Hi there, I have found some very interresting minerals when out rockhounding in my backyard in Norway, and they are kind of a puzzle to identify. So I Wonder if someone can help. Im not saying a whole lot of what I think yet, but they are found in a location just a few kilometers away from an actual emerald mine and the area is well known for both iron, emeralds, and not far from where there once was an old goldmine.
This is the writings telling something about the geological history of the area when searching for mjosa area in Wikipedia:
Geologically, Mjøsa is a complex area consisting of, among other things, Permian deep rocks, Permian sandstone (sparagmite), gneiss, granite, slate and limestone.
There is a high radon risk in parts of the area. Alum shale from bedrock and loose masses is the main source. The alum shale was formed in the late Cambrian and early Ordovician. Uranium-rich granite and granitic gneisses are also possible sources. In some areas on both sides of Mjøsa, the advice is to exercise “particularly high caution”
Mjøsa is located in a valley that has been dug out of the ice through several ice ages.

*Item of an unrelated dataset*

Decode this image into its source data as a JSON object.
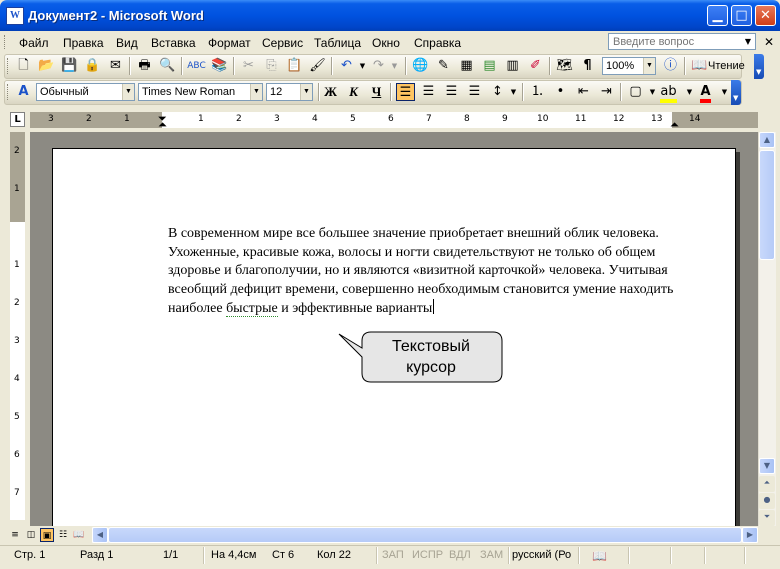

The geological process that created the underwater valley is the same as for a fjord. A glacial arm roughed out mass, leaving a rock sill and an ice front delta damming the lake. Moraine deposition from the glacier front on Mjøsbreen 9,200 years ago has formed the Minnesundtrinnet, a broad front delta formed by the glacier rivers. Mjøsa is a flooded, over-deepened U-valley. The over-deepening means that the bottom in the inner part of the fjord is deeper than at the mouth. Mjøsa is a so-called fjord lake
Mjøsa’s greatest depth is 453 metres, outside the steep Skreiaberget (Skreiafjellet). The bottom is therefore more than 300 m below sea level. The reason lies in the fact that the lake was formed by glacial erosion, which is the only erosion process that allows the bottom to remain below sea level.
The sea’s highest level since the last ice age, the marine boundary, is measured at 192 m above sea level. at Minnesund. To the north in Mjøsa and in areas around Mjøsa that lie below a calculated marine boundary, there is “little or no marine influence”. The ice front lay at Minnesund and blocked the sea. The uplift was large during the ice melt. When the fjord basin became ice-free, the land had risen so much that the sea’s shoreline was lower than Mjøsa. The area from Minnesund southwards to the sea is characterized by marine influence on areas below the marine boundary. South of Minnesund lay what has been called “Romeriksfjorden”, the sea stretched to Mjøsbreen south of Mjøsa and to the northern end of Lake Hurdalsjøen.
A little north of Minnesund, there are emerald mines that were operated for a few years around 1900.
The rocks that contains these crystals in a variety of different colors and in a fairly large amount is solid, very heavy, and is very hard
Lookin forward to get opinions on what this might be
Best regards Lene
Ps I have loads of pictures so feel free to ask for more detailed visual clues